*** Data for processing Section Begins ***

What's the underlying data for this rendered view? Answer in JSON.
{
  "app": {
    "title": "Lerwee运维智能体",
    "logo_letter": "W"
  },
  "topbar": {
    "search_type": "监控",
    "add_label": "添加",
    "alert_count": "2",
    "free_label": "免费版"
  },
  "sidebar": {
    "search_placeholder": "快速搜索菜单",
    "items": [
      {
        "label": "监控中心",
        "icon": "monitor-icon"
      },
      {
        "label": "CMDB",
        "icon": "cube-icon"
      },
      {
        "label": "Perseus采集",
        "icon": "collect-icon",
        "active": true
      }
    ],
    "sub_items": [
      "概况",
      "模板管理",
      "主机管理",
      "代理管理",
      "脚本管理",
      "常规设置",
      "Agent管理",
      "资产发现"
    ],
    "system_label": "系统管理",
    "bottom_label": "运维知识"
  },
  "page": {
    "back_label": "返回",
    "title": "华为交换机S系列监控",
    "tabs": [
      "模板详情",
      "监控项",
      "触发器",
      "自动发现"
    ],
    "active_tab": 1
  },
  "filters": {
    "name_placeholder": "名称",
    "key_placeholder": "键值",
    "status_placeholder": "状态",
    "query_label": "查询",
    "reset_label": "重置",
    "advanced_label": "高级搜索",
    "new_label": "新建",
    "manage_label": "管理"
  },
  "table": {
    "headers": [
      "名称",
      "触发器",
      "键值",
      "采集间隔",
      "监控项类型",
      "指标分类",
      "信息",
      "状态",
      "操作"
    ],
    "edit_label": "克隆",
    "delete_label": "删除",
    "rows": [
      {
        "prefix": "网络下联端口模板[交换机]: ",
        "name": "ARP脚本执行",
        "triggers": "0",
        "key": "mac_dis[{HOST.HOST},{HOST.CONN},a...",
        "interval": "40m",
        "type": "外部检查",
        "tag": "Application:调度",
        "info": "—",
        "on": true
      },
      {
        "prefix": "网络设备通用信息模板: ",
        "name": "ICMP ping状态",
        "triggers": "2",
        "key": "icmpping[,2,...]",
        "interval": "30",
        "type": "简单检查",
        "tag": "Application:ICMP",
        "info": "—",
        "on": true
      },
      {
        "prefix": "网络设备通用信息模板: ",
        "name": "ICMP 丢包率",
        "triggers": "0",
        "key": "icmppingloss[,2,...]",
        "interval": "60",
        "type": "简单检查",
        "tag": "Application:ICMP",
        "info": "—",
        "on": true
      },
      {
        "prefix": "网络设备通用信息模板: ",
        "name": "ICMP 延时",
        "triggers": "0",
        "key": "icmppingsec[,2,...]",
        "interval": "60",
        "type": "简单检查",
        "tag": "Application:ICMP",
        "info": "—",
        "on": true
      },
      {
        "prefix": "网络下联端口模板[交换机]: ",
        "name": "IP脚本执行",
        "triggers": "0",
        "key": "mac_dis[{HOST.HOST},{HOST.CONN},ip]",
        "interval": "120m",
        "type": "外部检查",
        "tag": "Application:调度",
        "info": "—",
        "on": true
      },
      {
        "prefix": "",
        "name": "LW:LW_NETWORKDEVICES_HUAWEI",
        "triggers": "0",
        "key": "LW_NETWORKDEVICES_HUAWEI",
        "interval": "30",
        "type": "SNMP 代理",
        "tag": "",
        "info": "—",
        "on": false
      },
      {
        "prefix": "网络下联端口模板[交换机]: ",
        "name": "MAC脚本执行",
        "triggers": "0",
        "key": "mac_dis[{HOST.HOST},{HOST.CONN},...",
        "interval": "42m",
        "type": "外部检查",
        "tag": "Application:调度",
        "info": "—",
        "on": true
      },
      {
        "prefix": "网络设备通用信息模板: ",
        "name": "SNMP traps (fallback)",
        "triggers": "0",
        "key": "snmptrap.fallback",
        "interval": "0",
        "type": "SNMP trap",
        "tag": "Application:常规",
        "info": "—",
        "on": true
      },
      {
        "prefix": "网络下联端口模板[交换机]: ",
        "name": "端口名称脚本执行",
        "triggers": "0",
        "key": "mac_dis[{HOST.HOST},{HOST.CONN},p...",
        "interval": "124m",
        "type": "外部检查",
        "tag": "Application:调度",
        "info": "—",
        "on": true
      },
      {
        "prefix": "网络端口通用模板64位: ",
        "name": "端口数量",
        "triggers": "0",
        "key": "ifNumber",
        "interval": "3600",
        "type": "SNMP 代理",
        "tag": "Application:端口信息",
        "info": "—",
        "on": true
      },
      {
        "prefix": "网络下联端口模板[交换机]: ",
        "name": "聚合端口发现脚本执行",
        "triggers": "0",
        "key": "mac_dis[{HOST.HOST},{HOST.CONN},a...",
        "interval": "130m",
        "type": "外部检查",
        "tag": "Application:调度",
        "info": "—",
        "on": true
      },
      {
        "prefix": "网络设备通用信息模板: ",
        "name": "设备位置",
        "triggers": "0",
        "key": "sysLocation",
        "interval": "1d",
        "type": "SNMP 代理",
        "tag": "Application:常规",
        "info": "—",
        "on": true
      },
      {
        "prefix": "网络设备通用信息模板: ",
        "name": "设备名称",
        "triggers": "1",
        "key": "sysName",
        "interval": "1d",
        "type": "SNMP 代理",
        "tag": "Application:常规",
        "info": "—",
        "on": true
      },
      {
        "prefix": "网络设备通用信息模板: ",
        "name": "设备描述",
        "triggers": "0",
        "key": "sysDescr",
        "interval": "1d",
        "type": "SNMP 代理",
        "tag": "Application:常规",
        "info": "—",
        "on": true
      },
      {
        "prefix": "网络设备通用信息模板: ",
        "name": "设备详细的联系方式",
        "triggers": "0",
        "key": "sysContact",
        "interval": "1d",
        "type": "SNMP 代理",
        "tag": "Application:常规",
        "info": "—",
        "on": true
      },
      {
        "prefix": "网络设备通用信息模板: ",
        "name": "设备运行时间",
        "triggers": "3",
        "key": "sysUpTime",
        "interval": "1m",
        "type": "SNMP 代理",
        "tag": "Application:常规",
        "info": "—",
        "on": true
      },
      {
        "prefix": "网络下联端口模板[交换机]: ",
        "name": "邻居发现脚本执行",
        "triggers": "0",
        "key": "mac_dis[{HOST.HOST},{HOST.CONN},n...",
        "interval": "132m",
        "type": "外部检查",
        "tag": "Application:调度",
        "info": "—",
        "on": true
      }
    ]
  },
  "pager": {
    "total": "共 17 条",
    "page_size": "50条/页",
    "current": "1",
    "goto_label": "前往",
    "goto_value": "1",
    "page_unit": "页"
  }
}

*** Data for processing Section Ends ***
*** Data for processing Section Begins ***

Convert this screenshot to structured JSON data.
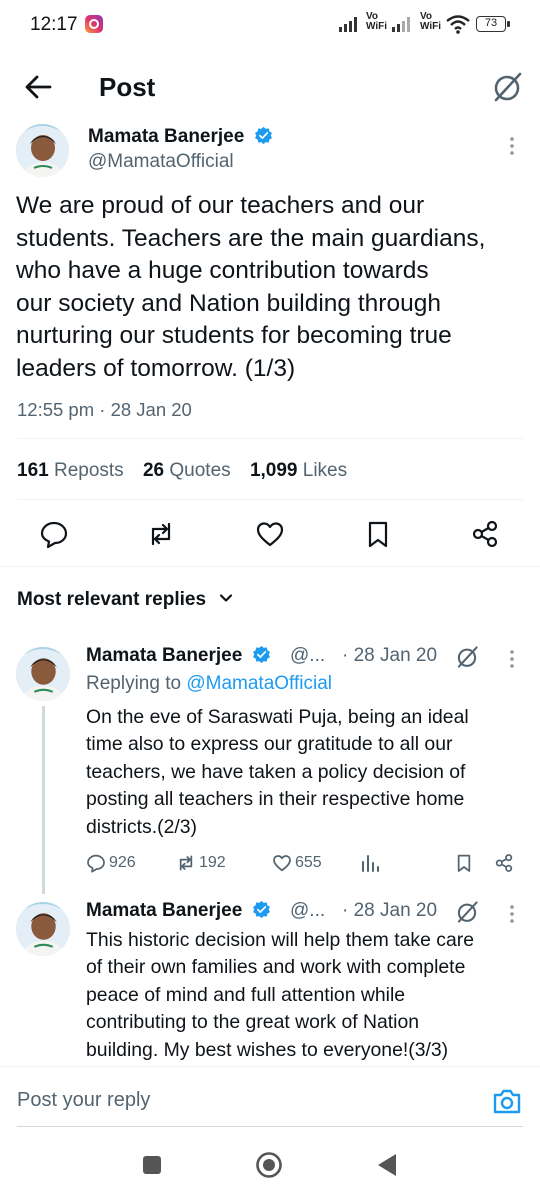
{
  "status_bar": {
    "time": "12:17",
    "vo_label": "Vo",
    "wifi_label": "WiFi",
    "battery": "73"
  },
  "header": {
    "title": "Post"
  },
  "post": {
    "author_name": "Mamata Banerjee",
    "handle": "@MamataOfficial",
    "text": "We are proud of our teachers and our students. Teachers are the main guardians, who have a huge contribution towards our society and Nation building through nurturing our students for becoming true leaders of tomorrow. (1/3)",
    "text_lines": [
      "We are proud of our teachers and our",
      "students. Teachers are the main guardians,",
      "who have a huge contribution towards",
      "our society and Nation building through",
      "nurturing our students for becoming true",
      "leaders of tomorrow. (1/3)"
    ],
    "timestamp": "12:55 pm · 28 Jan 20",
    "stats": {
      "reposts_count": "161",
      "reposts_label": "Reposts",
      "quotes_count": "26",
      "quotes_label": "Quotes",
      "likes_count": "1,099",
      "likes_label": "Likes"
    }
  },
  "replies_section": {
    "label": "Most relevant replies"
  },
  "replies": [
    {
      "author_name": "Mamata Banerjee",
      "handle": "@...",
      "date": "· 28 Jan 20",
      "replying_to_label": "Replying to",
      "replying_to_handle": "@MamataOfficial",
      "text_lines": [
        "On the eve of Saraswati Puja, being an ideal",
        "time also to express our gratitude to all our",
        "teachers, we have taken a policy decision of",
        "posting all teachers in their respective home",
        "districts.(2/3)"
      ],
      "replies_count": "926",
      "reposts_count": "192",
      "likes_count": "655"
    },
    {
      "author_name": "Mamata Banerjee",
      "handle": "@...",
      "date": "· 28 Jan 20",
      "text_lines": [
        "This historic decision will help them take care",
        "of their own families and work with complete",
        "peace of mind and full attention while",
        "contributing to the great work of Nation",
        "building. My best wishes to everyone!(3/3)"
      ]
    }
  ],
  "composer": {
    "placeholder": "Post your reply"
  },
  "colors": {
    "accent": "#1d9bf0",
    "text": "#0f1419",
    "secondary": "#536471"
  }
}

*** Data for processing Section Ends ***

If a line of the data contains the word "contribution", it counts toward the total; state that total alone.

2